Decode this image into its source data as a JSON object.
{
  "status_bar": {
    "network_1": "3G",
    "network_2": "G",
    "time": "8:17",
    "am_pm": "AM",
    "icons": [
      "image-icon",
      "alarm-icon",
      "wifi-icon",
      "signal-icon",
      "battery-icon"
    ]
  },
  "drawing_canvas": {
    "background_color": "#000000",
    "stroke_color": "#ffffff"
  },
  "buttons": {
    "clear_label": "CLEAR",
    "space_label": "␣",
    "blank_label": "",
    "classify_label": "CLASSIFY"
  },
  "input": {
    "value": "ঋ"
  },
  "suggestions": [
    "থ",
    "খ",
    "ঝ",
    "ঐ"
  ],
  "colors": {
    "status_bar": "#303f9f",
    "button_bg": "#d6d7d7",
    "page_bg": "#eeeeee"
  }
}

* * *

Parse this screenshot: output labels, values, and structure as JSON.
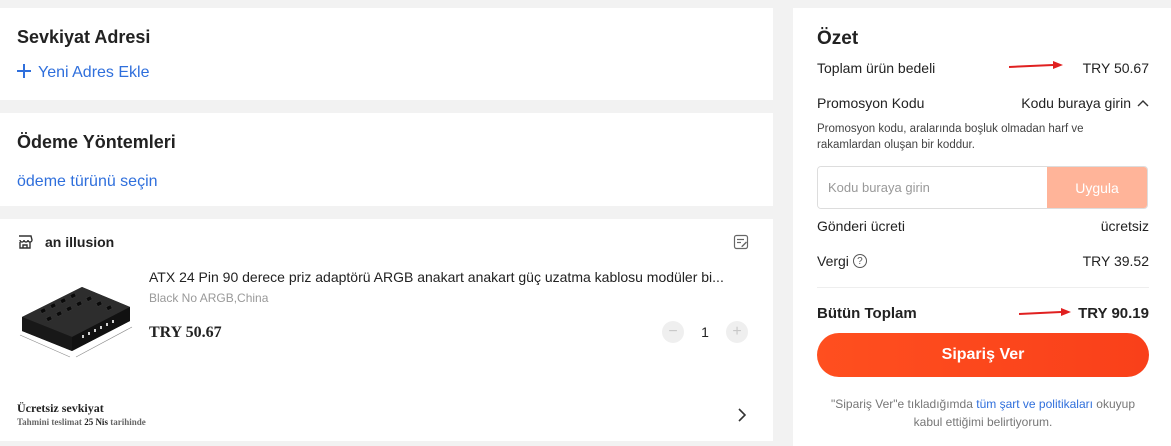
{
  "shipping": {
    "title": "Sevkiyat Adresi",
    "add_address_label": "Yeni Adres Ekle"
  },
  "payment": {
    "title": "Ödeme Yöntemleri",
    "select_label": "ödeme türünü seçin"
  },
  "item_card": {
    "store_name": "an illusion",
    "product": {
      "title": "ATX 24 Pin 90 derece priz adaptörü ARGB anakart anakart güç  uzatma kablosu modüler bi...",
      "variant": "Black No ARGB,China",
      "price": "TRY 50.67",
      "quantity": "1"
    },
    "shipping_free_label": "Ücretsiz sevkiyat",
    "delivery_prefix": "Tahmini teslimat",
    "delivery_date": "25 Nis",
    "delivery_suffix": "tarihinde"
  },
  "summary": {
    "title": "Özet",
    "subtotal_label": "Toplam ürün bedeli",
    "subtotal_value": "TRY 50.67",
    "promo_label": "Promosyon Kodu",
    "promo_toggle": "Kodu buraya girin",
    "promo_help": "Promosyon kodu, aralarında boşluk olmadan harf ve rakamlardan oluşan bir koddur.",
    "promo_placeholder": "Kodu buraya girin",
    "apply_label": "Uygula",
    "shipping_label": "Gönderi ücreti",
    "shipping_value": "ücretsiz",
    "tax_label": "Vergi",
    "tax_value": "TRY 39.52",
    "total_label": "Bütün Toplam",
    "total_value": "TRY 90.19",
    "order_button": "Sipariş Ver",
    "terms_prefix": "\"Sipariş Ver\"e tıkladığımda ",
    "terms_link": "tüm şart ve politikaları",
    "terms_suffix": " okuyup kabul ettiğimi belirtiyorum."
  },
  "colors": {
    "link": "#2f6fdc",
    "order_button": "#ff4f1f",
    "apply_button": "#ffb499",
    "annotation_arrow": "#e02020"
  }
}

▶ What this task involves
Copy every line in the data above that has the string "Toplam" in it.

▶ Answer space
    "subtotal_label": "Toplam ürün bedeli",
    "total_label": "Bütün Toplam",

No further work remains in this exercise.